Speaking recently at the 19th Annual Prayer and Thanksgiving Service for the Security Forces hosted recently by Northern Caribbean University (NCU), Dr Cleghorne argued that some of the internal processes in the Jamaica Constabulary Force made things more difficult for the police to effectively do their jobs.
“Use your best judgements. You should not go down for a criminal! You should stand up and face him and do what the law has allowed you to do, and do it well,” Dr Cleghorne, an international evangelist in the Seventh-day Adventist church, advised the gathering of police officers. “I remove guilt from you today. You do what you have to do, for the law will cover you,” he added.
In Dr Cleghorne’s view, the nation must apply “extreme measures for desperate times”. He referred his audience to the Singapore-Colombia model of crime management – a hard and no-tolerance approach to even the simplest of crimes. His solutions for crime in Jamaica include strict moral training and discipline for children, securing the countries ports of entry, and persistent prayer on a national level.

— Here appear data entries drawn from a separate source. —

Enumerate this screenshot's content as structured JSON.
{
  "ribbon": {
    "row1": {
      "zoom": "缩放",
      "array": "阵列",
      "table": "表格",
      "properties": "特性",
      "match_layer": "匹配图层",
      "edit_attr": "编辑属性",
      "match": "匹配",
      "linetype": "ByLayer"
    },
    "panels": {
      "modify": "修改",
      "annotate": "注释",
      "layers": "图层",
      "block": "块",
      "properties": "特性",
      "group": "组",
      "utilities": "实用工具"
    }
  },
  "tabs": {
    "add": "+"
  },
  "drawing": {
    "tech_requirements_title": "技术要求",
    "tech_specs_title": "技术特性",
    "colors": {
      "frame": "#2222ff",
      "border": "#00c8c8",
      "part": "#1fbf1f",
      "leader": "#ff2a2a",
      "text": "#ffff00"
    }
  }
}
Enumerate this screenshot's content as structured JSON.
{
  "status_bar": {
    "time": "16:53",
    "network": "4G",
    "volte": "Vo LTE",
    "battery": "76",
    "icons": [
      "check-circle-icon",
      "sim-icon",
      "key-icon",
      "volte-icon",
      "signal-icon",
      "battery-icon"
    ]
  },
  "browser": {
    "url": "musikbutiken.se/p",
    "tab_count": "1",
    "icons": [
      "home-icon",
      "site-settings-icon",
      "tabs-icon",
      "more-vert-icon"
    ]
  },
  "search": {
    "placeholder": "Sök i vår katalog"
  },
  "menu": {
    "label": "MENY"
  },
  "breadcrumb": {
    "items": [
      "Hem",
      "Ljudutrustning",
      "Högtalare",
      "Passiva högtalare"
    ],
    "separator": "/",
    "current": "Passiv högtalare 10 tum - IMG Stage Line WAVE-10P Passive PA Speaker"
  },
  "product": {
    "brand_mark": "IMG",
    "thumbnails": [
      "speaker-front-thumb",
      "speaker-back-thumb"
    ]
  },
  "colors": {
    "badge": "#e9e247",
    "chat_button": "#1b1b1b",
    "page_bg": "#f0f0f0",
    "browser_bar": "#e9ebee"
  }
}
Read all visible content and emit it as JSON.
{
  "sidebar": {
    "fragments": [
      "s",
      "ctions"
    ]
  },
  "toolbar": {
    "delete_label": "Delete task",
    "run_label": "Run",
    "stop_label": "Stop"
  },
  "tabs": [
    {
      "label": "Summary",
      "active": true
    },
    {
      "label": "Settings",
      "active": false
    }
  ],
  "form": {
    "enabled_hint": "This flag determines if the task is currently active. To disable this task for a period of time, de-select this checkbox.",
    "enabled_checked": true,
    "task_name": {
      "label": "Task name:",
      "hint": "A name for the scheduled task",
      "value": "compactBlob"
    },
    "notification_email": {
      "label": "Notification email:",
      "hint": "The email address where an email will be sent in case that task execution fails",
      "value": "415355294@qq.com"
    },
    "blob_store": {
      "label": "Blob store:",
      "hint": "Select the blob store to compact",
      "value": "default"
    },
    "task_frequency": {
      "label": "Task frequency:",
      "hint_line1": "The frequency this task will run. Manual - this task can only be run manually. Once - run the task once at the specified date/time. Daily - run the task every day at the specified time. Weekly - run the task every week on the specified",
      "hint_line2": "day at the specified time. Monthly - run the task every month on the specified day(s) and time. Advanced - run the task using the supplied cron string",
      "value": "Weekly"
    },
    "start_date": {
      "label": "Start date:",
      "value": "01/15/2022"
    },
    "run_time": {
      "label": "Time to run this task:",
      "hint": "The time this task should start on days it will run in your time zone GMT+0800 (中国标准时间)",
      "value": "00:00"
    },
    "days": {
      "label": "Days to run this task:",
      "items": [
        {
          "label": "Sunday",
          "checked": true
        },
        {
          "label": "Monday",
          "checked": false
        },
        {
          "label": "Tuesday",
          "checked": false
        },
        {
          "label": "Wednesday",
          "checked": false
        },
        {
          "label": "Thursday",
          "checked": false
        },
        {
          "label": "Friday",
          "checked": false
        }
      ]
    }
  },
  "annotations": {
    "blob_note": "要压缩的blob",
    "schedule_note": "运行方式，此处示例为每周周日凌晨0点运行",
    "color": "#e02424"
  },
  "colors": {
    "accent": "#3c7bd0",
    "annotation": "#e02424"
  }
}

Focusing on Psalm 91, he made the point that ultimate security was not in the efforts of humans but in the presence and protection of God. “Outside of the presence of God there is no guarantee of true safety and security,” asserted Dr Cleghorne, who is also Site Coordinator at NCU for the Inter-American Adventist Theological Seminary.
In his remarks, President of NCU, Dr Lincoln Edwards alluded to the challenges facing law enforcement in the light of rising evil. He mentioned the rise of the black market for pharmaceuticals and the recent murder of 8-year old Chantae Skyers of Sterling Castle Heights in St. Andrew.
The thanksgiving service was held on April 27 at NCU’s Mandeville Campus under the theme Serving Community Together for Over a Century. Police from the Jamaica Constabulary Force (JCF) Area 3, comprised of Clarendon, Manchester and St. Elizabeth, came out to worship and to support their colleagues who were receiving awards, as well as to remember officers who had died in the line of duty.
The service was sobering as security officers were reminded of their vulnerability and their need for God, even after a century of service to the community. The morning’s service brought home the fact that grief, loneliness, aloneness, suffering caused by crime and death were all part of the human experience and that security officers were not immune from such exposure.